■ The records:
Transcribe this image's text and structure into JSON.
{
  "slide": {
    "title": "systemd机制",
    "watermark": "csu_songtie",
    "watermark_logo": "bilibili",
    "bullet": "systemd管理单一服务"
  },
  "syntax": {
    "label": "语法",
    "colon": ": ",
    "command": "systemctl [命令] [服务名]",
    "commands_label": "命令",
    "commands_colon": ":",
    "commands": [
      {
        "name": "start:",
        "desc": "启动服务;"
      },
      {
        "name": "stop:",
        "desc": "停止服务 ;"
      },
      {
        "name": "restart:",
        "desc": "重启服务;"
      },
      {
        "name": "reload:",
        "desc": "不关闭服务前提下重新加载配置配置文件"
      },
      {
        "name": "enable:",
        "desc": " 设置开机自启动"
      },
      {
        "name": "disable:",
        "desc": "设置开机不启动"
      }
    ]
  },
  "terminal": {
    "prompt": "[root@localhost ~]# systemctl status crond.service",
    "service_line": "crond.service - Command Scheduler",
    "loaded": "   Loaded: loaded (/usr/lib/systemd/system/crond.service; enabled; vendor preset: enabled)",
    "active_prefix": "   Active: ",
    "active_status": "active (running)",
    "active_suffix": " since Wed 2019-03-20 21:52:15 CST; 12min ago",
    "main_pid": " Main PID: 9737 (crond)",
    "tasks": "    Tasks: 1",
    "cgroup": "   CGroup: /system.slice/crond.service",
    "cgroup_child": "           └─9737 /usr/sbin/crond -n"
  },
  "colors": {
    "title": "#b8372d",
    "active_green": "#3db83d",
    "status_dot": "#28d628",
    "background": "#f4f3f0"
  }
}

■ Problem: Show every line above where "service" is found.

■ Output for this exercise:
    "prompt": "[root@localhost ~]# systemctl status crond.service",
    "service_line": "crond.service - Command Scheduler",
    "loaded": "   Loaded: loaded (/usr/lib/systemd/system/crond.service; enabled; vendor preset: enabled)",
    "cgroup": "   CGroup: /system.slice/crond.service",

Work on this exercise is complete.